More than a decade of funding for motion picture Boyhood paid off for its financial backers yesterday after the movie scooped the prestigious best drama accolade at the Golden Globe Awards.
Boyhood, which stars Ethan Hawke, has won praise for its epic production and the length of funding commitment from its backers, IFC Films. The film-makers recorded characters over 12 years, capturing them as they aged in real time,
IFC, a small New York-based distributor owned by Mad Men backer AMC Networks, stumped up around $200,000 a year between May 2002 and October 2013 to fund the production, a unique arrangement compared to traditional motion picture funding agreements.
IFC, which eventually ploughed $2.4m into the film, is set to deliver a healthy return for the company, with the picture grossing $43m at the box office last year alone.
Yesterday’s Golden Globe award for best drama – one of three for the film, including best director for former oil rig worker Richard Linklater, and best supporting actress for Patricia Arquette – is likely to propel further revenues for the company from future DVD and streaming sales.

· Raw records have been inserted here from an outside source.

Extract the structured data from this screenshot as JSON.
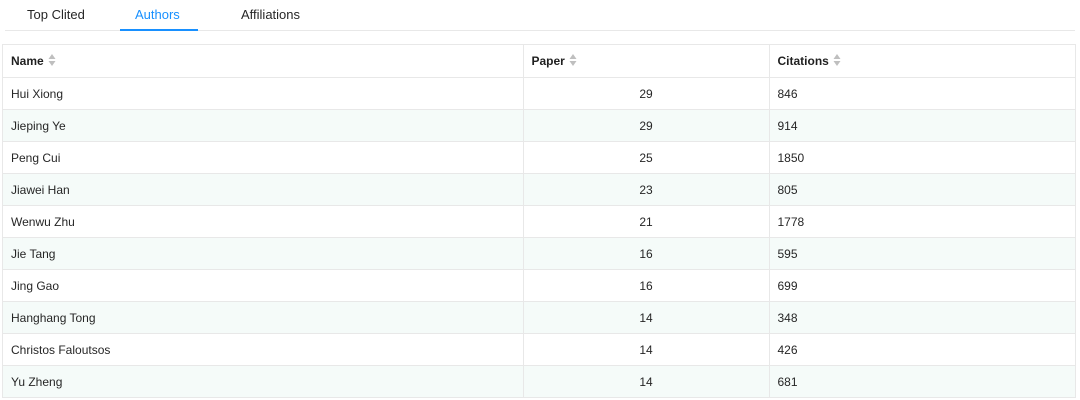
{
  "tabs": [
    {
      "label": "Top Clited",
      "active": false
    },
    {
      "label": "Authors",
      "active": true
    },
    {
      "label": "Affiliations",
      "active": false
    }
  ],
  "table": {
    "columns": [
      {
        "label": "Name",
        "sort_icon": "sort-icon"
      },
      {
        "label": "Paper",
        "sort_icon": "sort-icon"
      },
      {
        "label": "Citations",
        "sort_icon": "sort-icon"
      }
    ],
    "rows": [
      {
        "name": "Hui Xiong",
        "paper": "29",
        "citations": "846"
      },
      {
        "name": "Jieping Ye",
        "paper": "29",
        "citations": "914"
      },
      {
        "name": "Peng Cui",
        "paper": "25",
        "citations": "1850"
      },
      {
        "name": "Jiawei Han",
        "paper": "23",
        "citations": "805"
      },
      {
        "name": "Wenwu Zhu",
        "paper": "21",
        "citations": "1778"
      },
      {
        "name": "Jie Tang",
        "paper": "16",
        "citations": "595"
      },
      {
        "name": "Jing Gao",
        "paper": "16",
        "citations": "699"
      },
      {
        "name": "Hanghang Tong",
        "paper": "14",
        "citations": "348"
      },
      {
        "name": "Christos Faloutsos",
        "paper": "14",
        "citations": "426"
      },
      {
        "name": "Yu Zheng",
        "paper": "14",
        "citations": "681"
      }
    ]
  },
  "colors": {
    "accent": "#1890ff",
    "row_stripe": "#f5fbf9",
    "border": "#e8e8e8"
  }
}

“The finance guys would kill me on it,” IFC president Jonathan Sehring told a film festival last year. “There was plenty of ‘why are we doing this? When are we going to see a return?’ The way we structured the entire thing, it wasn’t like we put $5m on the balance sheet in one shot.”